Two campaign finance reform groups are representing a Democratic Member of Congress in a lawsuit filed in federal court against the Federal Election Commission (“FEC”). The lawsuit is an Administrative Procedures Act challenge – not a constitutional challenge – to the electioneering communications reporting requirements that were amended by the FEC in the wake of the United States Supreme Court decision in Wisconsin Right to Life v. FEC (“WRTL“). In WRTL, the Supreme Court narrowed the application of the corporate and union ban on financing electioneering communications to advertisements that are susceptible of no other reasonable interpretation than an appeal to vote for or against a federal candidate. An electioneering communcation is a television or radio advertisement that references a federal candidate with 30 days of the candidate’s primary election or 60 days of the general election.
Ironically, the current disclosure rules for electioneering communications (“EC”) came about because of an amendment offered by a Democratic FEC Commissioner, not because Republican FEC Commissioners are not enforcing the law as erroneously alleged by many campaign finance reform groups. Here is a copy of the amendment offered by the Democratic FEC Commissioner at the FEC December 14, 2007 open meeting. This amendment limited the scope of the EC reporting requirements for nonprofits to donors who “made donations for the purpose of furthering ECs.” This amendment recognized that many nonprofits contain donations or membership dues from folks who support the general purposes of the organization, and not necessarily the ECs. Thus, the EC reporting rules do not require the disclosure of every individual or organization contributing to the organization. The amendment was approved by a vote of 5-0, with Commissioners Lenhard (D), Mason (R), von Spakovsky (R), Weintraub (D), and Walther (I) voting in the affirmative. Commissioners Weintraub and Walther still serve on the FEC.

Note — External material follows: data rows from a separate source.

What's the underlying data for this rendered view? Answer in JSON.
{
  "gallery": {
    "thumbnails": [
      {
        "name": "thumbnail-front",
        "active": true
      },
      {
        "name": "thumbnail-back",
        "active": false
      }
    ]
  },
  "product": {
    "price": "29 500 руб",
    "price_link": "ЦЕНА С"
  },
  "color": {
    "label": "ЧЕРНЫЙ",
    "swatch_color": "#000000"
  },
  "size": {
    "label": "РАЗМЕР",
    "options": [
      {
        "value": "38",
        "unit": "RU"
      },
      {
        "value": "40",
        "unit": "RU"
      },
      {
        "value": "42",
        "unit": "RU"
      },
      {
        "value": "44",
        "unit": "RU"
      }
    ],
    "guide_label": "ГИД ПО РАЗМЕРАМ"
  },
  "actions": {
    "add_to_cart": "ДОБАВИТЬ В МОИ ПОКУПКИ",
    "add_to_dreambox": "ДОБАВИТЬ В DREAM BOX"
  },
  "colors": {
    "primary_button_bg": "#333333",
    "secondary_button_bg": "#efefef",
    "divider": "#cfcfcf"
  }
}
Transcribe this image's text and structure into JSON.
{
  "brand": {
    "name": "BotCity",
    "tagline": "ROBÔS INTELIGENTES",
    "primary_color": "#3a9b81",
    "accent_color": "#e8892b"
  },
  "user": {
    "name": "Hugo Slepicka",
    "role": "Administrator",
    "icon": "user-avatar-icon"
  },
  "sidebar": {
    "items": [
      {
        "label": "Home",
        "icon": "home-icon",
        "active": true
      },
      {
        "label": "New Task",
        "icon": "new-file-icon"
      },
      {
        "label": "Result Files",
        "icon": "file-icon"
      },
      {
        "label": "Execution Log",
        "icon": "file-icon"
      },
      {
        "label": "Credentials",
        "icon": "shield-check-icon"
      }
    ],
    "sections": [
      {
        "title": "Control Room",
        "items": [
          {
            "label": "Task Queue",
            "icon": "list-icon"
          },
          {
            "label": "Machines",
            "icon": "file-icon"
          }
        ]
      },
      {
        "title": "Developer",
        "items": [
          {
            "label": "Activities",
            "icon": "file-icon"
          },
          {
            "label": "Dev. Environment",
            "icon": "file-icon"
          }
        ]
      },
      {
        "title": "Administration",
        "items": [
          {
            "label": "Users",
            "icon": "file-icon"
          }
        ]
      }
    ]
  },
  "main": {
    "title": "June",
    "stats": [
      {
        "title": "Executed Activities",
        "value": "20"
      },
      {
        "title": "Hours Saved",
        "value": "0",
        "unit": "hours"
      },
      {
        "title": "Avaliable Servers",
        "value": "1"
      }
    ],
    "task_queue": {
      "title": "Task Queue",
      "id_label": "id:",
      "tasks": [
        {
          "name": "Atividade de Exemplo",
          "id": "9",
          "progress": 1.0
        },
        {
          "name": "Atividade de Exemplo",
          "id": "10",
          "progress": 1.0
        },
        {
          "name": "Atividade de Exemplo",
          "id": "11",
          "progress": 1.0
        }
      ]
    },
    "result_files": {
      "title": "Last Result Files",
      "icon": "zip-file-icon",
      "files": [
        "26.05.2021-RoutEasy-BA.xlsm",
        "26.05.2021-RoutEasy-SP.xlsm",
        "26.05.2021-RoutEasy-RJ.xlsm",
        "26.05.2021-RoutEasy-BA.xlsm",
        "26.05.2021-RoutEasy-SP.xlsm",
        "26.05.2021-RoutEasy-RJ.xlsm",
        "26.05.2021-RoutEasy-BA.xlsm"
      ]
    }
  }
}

This lawsuit is simply another assault being waged by the campaign finance reform groups in an effort to silence the critics of the Obama administration and Congressional Democrats. It’s a political maneuver that is designed to rig the rules of the game in favor of the Democrats by seeking to intimidate the business community while leaving the Democratic party’s labor union allies undisturbed.